Location: Animal Disease ResearchTitle: Iron reduction in Dermacentor andersoni tick cells inhibits Anaplasma marginale replication
|SOLYMAN, MUNA SALEM - Washington State University|
|UJCZO, JESSICA - US Department Of Agriculture (USDA)|
|BRAYTON, KELLY - Washington State University|
|SHAW, DANA - Washington State University|
Submitted to: International Journal of Molecular Sciences
Publication Type: Peer Reviewed Journal
Publication Acceptance Date: 3/29/2022
Publication Date: 4/1/2022
Citation: Solyman, M.M., Ujczo, J., Brayton, K.A., Shaw, D.K., Schneider, D.A., Noh, S.M. 2022. Iron reduction in Dermacentor andersoni tick cells inhibits Anaplasma marginale replication. International Journal of Molecular Sciences. 23(7). Article 3941. https://doi.org/10.3390/ijms23073941.
Interpretive Summary: The family Anaplasmataceae include bacterial pathogens that cause a number of diseases in humans and animals. These pathogens include Anaplasma marginale and A. phagocytophilum, which cause bovine and granulocytic anaplasmosis, respectively.

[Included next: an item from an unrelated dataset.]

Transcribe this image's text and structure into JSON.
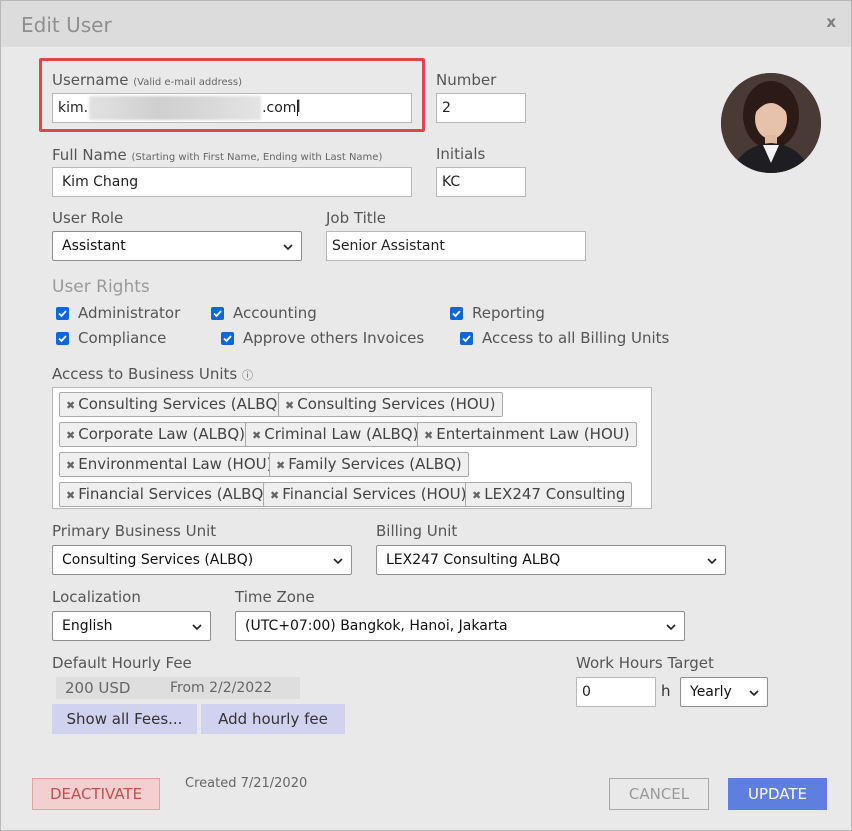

Overall, effective measures to prevent these diseases are lacking. The fact they are transmitted by ticks presents opportunities for the development of broadly applicable interventions to prevent tick transmission. However, there are major, basic knowledge gaps in our understanding of the tick-pathogen interface limiting our ability to develop such interventions. With few exceptions, iron is an essential and limiting nutrient for bacterial pathogens and their hosts. It is a critical component of eukaryotic and prokaryotic cellular functions and is indispensable for nucleic acid synthesis, protein production, and energy generation. Thus, iron transporters are potential targets for interventions. In this study we determined that iron is required for A. marginale replication in tick cells and identify three genes that are likely involved in iron transport.
Technical Abstract: The Anaplasma spp. are obligate intracellular, tick-borne,bacterial pathogens that cause bovine and human anaplasmosis. We lack tools to prevent these diseases in part due to major knowledge gaps in our basic understanding of the tick-pathogen interface, including the requirement for and molecules involved in iron transport during tick colonization. Using Anaplasma marginale, which causes bovine anaplasmosis, and Dermacentor andersoni tick cells, we determine that iron is required for pathogen replication in tick cells. Using bioinformatics and protein modeling we identified orthologs of the Gram-Negative siderophone-independent iron uptake system, FbpABC. Am069, the A. marginale ortholog of FbpA lacks predicted iron binding residues based on the NCBI conserved domain database. However, based on protein modeling, the best structural orthologs of Am069 are iron transport proteins from Cyanobacteria and Campylobacter jejuni. We then determined that all three A. marginale genes are modestly differentially expressed in response to altered host cell iron levels, despite the lack of a fur regulator or operon structure. This work is foundational for building a mechanistic understanding of iron uptake which could lead to the development of interventions to prevent bovine and human anaplasmosis.